Atrial Septal Defect: Genetic Deformity

Atrial Septal Defect is characterized by an opening in the atrial septum, the wall that divides the upper right and left heart chambers. This defect has been noted, in one study, as effecting African Americans and Caucasian alike, but Native Americans are among the highest groups. Of course, these statistics have been questioned, by other studies that showed that Caucasians are less commonly effected by Atrial Septal Defect than any other race or ethnicity.

Correlated Birth Defects

This birth defect has been noted in newborns that have been diagnosed with other correlated birth defects.

  • Down Syndrome (Trisomy 13, 18, 21)
  • Fetal Alcohol Syndrome
  • DiGeorge Syndrome (immunodeficiency disease)
  • Velocardiofacial Syndrome (abnormality of the pharyngeal arch)

Other cardiac birth defects have also been noted, in conjunction with Atrial Septal Defect.

Categories and Types

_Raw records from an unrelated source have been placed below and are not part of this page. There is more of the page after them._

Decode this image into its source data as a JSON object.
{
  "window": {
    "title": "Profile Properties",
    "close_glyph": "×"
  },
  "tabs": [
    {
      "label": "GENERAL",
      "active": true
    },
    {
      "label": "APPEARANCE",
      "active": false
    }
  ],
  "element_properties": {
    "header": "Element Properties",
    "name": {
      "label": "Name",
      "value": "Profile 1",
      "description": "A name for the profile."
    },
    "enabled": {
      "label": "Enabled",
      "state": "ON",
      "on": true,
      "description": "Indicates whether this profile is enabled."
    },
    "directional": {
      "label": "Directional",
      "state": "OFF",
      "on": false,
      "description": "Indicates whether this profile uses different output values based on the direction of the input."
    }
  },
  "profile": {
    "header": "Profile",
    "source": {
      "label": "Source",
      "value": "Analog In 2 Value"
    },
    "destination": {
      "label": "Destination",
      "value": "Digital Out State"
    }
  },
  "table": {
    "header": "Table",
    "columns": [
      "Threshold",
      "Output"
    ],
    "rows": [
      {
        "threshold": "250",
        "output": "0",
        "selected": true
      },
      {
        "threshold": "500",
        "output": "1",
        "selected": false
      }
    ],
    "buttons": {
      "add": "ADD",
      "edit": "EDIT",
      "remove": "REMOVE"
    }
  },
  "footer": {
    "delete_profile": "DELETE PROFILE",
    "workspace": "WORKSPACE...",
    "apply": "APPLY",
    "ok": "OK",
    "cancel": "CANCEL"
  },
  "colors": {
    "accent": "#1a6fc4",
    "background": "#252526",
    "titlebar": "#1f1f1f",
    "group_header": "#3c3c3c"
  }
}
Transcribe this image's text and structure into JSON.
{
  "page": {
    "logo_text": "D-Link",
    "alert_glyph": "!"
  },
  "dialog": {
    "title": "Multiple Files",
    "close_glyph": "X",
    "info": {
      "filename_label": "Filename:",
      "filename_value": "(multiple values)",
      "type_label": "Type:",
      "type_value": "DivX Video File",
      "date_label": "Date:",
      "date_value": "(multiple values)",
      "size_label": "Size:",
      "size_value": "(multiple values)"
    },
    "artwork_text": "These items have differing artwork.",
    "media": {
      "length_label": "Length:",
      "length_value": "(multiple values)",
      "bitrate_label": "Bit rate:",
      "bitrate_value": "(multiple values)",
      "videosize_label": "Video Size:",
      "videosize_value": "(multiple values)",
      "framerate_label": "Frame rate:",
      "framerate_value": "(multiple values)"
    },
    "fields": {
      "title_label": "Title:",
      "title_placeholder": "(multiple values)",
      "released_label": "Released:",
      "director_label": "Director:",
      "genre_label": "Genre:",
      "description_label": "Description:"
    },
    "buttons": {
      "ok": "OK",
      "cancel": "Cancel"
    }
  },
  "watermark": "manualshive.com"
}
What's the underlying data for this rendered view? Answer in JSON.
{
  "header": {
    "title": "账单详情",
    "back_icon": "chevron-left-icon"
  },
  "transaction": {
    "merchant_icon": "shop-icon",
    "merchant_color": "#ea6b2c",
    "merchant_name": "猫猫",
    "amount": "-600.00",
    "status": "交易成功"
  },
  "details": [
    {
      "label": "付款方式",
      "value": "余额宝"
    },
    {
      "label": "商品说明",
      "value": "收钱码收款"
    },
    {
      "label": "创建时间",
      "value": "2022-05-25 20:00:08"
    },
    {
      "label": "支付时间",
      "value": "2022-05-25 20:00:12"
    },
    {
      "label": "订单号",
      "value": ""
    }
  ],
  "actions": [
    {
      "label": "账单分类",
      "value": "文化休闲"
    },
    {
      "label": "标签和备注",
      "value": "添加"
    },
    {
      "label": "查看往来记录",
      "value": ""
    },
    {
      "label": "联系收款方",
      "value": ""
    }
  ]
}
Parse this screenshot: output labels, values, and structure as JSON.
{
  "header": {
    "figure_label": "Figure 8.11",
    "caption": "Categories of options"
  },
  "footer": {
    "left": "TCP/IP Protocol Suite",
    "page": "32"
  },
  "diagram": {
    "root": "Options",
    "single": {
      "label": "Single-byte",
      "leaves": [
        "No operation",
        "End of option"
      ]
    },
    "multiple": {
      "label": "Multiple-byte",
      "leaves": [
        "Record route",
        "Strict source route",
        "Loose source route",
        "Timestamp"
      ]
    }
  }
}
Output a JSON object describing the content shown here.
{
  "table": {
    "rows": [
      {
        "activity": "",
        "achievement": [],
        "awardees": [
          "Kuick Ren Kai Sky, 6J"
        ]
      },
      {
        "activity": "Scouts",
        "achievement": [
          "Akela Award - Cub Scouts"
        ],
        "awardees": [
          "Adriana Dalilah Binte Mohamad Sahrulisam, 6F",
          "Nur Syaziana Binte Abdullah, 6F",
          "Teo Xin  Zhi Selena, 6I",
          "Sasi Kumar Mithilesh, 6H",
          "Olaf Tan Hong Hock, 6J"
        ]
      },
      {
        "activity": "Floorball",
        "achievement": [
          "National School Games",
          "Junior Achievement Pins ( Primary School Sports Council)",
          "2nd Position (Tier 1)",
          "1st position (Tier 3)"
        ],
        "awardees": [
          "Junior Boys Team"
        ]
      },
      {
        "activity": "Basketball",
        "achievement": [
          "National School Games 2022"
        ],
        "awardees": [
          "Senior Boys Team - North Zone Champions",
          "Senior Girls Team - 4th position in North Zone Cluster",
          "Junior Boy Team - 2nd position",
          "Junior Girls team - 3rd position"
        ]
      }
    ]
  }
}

  • Type I –  also known as Ostium Primum Septal Defect, which shows a deformity in the endocardial cushion section (ventricular and atrioventricular canal). This type is correlated with a cleft in one leaflet of the mitrial valve. 
  • Type II – also known as Secundum Atrial Septal Defect, which shows a deformity in the fossa ovalis (mideal section of the atrial septum). This is the most common type.
  • Sinus Venous is a defect in the inferior superior vena cava, where the right pulmonary veins enter the heart. This causes an abnormality in the way the blood drains from pulmonary veins, instead of draining into the left atrium, which is normal, the blood drains into the right atrium.
  • Coronary Sinus is a defect in the coronary sinus, which is the rarest form of Atrial Septal Defect.

Ventricular Septal Defect involves a hole or defect in lower portion of the septum.


During the fetal development the heart, which begins in the embryonic period (begins at week 5 and ends at week 10) . The development of the heart starts out as a hollow tube, then extends out forming the walls or septa, which separates the right and left sides of the heart. The defect occurs, when the barrier does not close completely.

Genetic factors have also been linked to this congenital defect, but most cases have been noted, as having no genuine cause for their maturation.

Genetic Testing

Mutations in the NKX2-5 gene has been linked to Atrial Septal Defect7, it can be diagnosed with genetic testing.

Diagnostic Testing

While many children with this defect do not exhibit any symptoms, others may be plagued with innumerable symptoms. When the parent begins to notice their child having difficulty breathing, during activities. A cardiologist will order several diagnostic tests that are beneficial.

  • Electrocardiogram
  • Echocardiogram
  • Cardiac Catheterization
  • Chest X-ray

If the child does not present with any symptoms, it may take may years, before the symptoms will begin to appear. In this case a diagnosis will not be explored, until the symptoms begin to present themselves.


Life threatening dangers may be inevitable, since the risk for heart rhythm disturbances are extremely high, but with the pacemaker implantation the individual will have a good prognosis. Heart failure may occur, if medical treatment is not provided.


  • Fatigues during activities
  • Tachypnea (rapid breathing)
  • Dyspnea (shortness of breath)
  • Growth development may be altered
  • Frequent respiratory infections (strep, influenza, colds, whooping cough)
  • Arrhythmia (abnormal heart beat)
  • Murmurs
  • Stroke
  • Hypertension (high blood pressure)

These symptoms are caused by the defect, which allows oxygen rich and oxygen poor blood to mix. This in turn causes only a portion of the oxygen rich blood to be pumped back into the lungs, instead of out of the body. The right portion of the heart will have to work much harder to suffice the lungs, with enough oxygen rich blood.


Many cardiologist may wait to see if the defect repairs itself, by closing on its own. In the cases that this does not occur, before the beginning of the child’s school years, the decision to perform surgery may be in question. This will artificially close the defect, but this will be based on how large the defect.

  • Medication management may include diuretics (Lasix), which will aid the kidneys in riding the body of excess fluids.
  • Cardiac implant closure device is possible through the cardiac catheterization procedure.